By Naveed Mansoori
In September 1534, Pope Clement VII died-some think he was murdered- after consuming the poisonous Death Cap mushroom. The notorious Death Cap has continued to be the cause of 90 percent of mushroom-related deaths.
On New Year’s Day, a family of six from Santa Cruz was admitted to Dominican Hospital in Santa Cruz after consuming wild mushrooms from Wilder Ranch State Park located next to the UC Santa Cruz campus. Four of the family members have been released, but two are facing possible liver failure and the need for replacements.
Chris Spohrer, a research ecologist from Wilder Ranch, had some insight about the type of mushroom consumed.
"Based on the time of year, and the area, there is a poisonous mushroom called an amanita phalloides [colloquially termed the Death Cap]. It has a greenish, whitish cast to it, the top is smooth, and it has white gills. It’s pretty typical that people would look at that and think it would be an edible type, but it’s actually quite poisonous."
The Santa Cruz County Health Agency has confirmed that, along with various non-poisonous mushrooms, the family consumed the Death Cap, and the amanita ocreata, also known as the Destroying Angel.
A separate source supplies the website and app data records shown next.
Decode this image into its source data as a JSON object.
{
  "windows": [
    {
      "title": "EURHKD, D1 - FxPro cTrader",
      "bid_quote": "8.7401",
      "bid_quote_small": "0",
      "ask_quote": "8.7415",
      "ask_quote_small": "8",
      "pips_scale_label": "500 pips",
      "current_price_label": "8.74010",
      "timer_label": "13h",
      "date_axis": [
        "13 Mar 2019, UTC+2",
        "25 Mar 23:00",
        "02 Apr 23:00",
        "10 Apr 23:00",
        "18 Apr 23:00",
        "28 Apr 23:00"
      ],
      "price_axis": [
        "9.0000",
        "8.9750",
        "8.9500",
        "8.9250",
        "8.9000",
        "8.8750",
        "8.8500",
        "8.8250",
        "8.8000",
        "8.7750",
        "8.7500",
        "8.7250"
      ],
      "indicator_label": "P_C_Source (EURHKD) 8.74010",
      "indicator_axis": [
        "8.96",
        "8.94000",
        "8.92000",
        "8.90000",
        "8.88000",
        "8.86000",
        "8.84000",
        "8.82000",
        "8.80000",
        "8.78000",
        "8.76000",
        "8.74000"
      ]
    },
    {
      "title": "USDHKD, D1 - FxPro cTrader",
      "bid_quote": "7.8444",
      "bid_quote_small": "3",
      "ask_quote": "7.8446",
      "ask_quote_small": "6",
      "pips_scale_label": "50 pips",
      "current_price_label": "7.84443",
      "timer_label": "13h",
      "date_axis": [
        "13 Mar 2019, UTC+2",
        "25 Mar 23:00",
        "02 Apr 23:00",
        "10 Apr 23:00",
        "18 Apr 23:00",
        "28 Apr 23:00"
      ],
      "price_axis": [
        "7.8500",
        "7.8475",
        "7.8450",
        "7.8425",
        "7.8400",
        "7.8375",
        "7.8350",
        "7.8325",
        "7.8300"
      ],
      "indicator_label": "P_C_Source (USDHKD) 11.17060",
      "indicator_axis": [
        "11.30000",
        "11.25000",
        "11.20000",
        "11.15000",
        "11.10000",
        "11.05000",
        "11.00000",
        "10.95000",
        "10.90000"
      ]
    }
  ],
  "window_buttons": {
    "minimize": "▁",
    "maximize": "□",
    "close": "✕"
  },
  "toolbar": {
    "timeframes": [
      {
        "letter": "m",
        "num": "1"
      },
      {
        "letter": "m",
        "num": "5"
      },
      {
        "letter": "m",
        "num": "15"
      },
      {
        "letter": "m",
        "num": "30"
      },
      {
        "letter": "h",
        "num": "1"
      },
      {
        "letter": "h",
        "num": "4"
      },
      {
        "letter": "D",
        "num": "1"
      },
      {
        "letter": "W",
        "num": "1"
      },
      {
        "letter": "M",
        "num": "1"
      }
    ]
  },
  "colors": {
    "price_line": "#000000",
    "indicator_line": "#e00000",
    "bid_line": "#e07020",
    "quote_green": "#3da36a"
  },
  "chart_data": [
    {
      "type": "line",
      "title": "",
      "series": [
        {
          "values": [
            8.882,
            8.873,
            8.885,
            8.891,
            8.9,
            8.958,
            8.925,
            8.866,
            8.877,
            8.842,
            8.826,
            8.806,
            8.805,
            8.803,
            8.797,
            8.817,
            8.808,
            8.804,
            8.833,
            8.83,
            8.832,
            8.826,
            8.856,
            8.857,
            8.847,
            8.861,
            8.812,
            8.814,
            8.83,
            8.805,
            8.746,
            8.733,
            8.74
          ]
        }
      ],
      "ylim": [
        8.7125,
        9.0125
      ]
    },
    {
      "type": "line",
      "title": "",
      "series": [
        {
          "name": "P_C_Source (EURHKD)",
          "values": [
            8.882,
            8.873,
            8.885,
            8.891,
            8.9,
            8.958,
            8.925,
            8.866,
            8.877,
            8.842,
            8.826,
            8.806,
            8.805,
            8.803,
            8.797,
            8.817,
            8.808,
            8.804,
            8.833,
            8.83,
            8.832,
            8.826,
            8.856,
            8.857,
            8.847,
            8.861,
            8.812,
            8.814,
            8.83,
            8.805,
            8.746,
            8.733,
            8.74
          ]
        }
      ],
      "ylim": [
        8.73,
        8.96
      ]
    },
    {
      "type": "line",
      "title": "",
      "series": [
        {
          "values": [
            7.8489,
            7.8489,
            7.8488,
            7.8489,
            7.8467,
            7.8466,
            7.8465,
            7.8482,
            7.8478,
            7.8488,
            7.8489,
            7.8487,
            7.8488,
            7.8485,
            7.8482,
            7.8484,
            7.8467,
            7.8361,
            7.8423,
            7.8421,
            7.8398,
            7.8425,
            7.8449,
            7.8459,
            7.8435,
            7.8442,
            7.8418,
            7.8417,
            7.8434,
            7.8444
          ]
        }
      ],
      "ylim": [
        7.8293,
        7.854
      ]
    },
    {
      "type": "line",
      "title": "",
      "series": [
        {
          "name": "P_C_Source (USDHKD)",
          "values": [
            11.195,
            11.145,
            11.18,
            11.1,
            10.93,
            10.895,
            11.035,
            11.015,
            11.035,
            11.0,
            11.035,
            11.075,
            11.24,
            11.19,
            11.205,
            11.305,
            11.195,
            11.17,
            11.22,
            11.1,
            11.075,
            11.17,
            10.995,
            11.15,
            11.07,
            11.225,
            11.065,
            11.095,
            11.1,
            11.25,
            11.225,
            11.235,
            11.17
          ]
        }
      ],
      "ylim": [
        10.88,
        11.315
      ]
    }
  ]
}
Kirk Langenfelter, Wilder Ranch’s superintendent, said that the park staff initially was not aware of the incident because the family did not immediately call 911.
"Under normal circumstances, if a call came into the 911 dispatching services, the state park would immediately dispatch emergency services as well. That way we get the needed services out as quick as possible, whether it’s fire, ambulance, or state park personnel," he said.
Langenfelter continued, "We’re very concerned for those who have become ill. It’s a very unfortunate incident, but it’s also important to remind everyone that mushroom collecting in Santa Cruz state parks is not permitted and can be very dangerous."
Ryan Laporte, a soil scientist and self-proclaimed mushroom expert in Santa Cruz, explained that it is possible to distinguish poisonous mushrooms from edible ones.
"For the untrained eye they all look the same. I have two encyclopedias. I have a filed guide to edible mushrooms," he said. "You learn over time."
When asked if he or somebody he knew had ever had a frightening experience foraging mushrooms he replied with a tacit, "nope."
However, Laporte cautioned, "if something looks even slightly poisonous, don’t eat it, it’s not even worth it."
While a hands-on approach has worked for Laporte, mycologists-scientists who specialize in fungi-disagree.
Wilder Ranch ecologist Spohrer stated that he would in no way condone mushroom foraging and that the act is illegal in Wilder Ranch State Park. When asked to comment on allegations made by de facto mushroom experts that say they can identify a poisonous mushroom without scrupulous testing he agreed that it was possible, but cautioned anybody who forages.
"They need to be one hundred percent sure that they know the species," Spohrer said. "There are very good keys available. You should have an advanced knowledge of that key and know how to use it. If you can’t do that, you have no business eating mushrooms."
According to the California Poison Control (CPC) website there are no distinct signs for whether or not a mushroom is poisonous. Some assume a mushroom is poisonous if it stains when bruised, secretes a milky sap, turns garlic blue or black when cooked, turns black when rubbed against, tarnishes a silver spoon when cooked with it, or has scales or warts. However, there are edible mushrooms that share similar attributes.
Mushroom foraging is a popular activity on the UCSC campus. UCSC’s recreation department is planning a mushroom foraging expedition to be led by Phil Carpenter, the president of the Fungus Federation of Santa Cruz, on Saturday, Feb. 2. Also, the Fungus Fair will be held Jan. 13-14 at the Louden Nelson Community Center, where hundreds of species of fungi will be presented.
Admonishing the dangers of over-eager mushroom foraging, the CPC website declares: "There are old mushroom hunters and bold mushroom hunters, but there are no old, bold hunters."